(Data records Opens)

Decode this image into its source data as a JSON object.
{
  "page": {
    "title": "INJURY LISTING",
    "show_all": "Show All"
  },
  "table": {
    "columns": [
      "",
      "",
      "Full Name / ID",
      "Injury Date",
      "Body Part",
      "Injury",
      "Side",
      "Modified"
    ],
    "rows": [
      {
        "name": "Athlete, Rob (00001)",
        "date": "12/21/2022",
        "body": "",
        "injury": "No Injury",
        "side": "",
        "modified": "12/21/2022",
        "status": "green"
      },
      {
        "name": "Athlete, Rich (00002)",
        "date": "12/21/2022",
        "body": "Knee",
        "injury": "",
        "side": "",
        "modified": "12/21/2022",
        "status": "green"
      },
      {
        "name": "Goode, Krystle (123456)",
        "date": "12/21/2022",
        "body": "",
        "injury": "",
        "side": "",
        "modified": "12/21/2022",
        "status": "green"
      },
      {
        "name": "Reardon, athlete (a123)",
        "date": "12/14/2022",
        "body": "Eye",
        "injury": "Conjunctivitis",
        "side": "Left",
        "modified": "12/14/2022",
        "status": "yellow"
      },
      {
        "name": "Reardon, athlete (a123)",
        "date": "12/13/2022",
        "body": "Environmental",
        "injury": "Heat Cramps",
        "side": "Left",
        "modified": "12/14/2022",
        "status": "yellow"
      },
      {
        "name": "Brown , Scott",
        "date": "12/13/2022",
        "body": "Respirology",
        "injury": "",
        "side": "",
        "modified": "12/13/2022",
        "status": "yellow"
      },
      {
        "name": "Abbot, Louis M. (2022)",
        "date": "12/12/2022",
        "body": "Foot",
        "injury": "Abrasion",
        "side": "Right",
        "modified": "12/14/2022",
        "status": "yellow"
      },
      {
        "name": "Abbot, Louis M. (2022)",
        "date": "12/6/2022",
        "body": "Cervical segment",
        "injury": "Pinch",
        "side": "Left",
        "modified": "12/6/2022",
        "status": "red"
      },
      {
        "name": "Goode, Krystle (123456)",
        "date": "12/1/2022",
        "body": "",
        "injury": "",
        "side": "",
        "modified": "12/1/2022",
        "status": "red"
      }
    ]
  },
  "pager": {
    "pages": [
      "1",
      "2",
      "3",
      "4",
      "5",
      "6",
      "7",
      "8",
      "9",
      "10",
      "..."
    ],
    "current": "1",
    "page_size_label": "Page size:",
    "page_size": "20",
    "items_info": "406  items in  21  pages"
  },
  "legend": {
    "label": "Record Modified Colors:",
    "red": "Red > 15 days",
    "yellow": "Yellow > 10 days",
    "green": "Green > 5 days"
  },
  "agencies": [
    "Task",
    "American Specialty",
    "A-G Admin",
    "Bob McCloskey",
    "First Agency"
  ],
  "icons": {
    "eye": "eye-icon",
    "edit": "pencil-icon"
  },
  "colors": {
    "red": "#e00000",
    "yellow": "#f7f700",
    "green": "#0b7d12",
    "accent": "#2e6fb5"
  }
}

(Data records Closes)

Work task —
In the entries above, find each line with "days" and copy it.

Reply —
    "red": "Red > 15 days",
    "yellow": "Yellow > 10 days",
    "green": "Green > 5 days"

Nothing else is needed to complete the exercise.